When ELMS members Clare and Steve Campbell were invited to visit the Hunterian Museum, a medical museum, in Holborn, London, where their friend Sam is Director, they had not bargained on it having links to the shady world of WW2 escape lines and SOE.
Beryl Murray Davies was a dental surgeon with a successful Harley Street practice who recalled working closely with the Special Operations Executive (SOE) during the Second World War (1939 – 1945). Born on 26 December 1909. Despite the stigma against women in medicine and dentistry in the 1920s, her family were supportive of her chosen career.

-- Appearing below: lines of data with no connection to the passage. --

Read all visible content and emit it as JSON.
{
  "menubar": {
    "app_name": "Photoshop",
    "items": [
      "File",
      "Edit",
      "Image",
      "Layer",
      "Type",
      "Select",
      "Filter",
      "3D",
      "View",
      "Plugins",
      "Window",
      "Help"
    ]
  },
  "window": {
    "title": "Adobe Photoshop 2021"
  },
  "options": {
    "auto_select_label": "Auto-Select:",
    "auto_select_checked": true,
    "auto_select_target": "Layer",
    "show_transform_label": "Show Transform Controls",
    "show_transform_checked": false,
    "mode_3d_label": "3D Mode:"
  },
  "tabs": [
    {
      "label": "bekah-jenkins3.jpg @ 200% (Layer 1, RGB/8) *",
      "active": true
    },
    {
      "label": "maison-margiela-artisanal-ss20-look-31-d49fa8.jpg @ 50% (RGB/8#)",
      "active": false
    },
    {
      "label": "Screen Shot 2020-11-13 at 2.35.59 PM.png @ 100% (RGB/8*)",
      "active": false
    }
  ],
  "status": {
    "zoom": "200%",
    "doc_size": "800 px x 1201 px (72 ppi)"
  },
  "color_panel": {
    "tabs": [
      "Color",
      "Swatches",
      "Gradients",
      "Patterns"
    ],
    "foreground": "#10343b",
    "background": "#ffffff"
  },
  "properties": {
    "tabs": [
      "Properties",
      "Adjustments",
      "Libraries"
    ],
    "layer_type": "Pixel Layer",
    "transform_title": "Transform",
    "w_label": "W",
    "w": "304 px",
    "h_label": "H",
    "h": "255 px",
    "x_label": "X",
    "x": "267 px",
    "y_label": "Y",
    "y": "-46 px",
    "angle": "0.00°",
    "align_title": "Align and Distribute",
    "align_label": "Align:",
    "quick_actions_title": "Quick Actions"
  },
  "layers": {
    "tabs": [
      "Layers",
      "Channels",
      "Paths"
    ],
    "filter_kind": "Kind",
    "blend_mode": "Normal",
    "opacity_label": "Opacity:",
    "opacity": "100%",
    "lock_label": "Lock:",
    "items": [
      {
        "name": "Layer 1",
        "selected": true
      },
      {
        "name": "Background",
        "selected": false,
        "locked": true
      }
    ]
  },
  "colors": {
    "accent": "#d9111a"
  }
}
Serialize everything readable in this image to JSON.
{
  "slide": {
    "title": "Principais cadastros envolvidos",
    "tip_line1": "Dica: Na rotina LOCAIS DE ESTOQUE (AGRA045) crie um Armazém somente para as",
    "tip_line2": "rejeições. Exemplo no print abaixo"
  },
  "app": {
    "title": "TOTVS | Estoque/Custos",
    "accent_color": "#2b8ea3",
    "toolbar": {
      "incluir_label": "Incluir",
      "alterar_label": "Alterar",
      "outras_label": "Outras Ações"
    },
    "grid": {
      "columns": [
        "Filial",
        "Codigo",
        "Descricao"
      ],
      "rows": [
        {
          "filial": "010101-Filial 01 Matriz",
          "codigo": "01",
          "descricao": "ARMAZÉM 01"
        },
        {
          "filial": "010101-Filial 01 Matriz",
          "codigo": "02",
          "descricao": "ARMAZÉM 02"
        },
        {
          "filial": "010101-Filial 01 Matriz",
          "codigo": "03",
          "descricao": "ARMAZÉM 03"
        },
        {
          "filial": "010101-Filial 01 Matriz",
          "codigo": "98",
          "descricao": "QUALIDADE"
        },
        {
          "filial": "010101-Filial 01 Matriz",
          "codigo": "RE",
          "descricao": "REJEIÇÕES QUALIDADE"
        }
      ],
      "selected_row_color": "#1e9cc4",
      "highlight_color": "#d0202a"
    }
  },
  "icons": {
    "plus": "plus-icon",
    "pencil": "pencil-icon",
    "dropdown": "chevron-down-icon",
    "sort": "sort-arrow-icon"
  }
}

She studied at the University of Bristol between 1928 and 1933. Murray Davies was one of only three women to sit for her final exam for the License in Dental Surgery at the Royal College of Surgeons of England (LDSRCS Eng) in February 1933. She first appeared on the Dental Register in January 1934. Shortly after her qualification, Murray Davies moved to London to take up an apprenticeship in Wimpole Street.
In the early years of the Second World War, Murray Davies recollected being approached by the Special Operations Executive (SOE), an organisation known as ‘Churchill’s Secret Army’ which was formed to ‘set Europe ablaze’ through sabotage and espionage. According to SOE historian and code-breaker Leo Marks, she was responsible for replacing the agents’ British dental work with fittings suited to their cover so that their nationality would not be given away in occupied territory. This work also reportedly included hollowing out a portion of the molars in which to hide the SOE’s infamous L-pills, or cyanide capsules. As Marks wrote, the agents ‘were scared of a lady dentist who had to make sure that none of their fillings were of English origin. She had also to change the impressions of their teeth before they left for the field in case the Germans had records of them. We had learned never to brief agents within a week either side of their appointments with her.’
Beryl Murray Davies moved to premises at 118 Harley Street in 1949 where she remained until her retirement in the late 1970s. In addition to her private practice, she also held a number of NHS posts. Away from her surgery, Murray Davies was a keen sailor and salmon fishing enthusiast.
Thanks to Dr Sam Alberti, Director of Museums and Archives, The Royal College of Surgeons of England, for allowing us an insight into some fascinating medical history.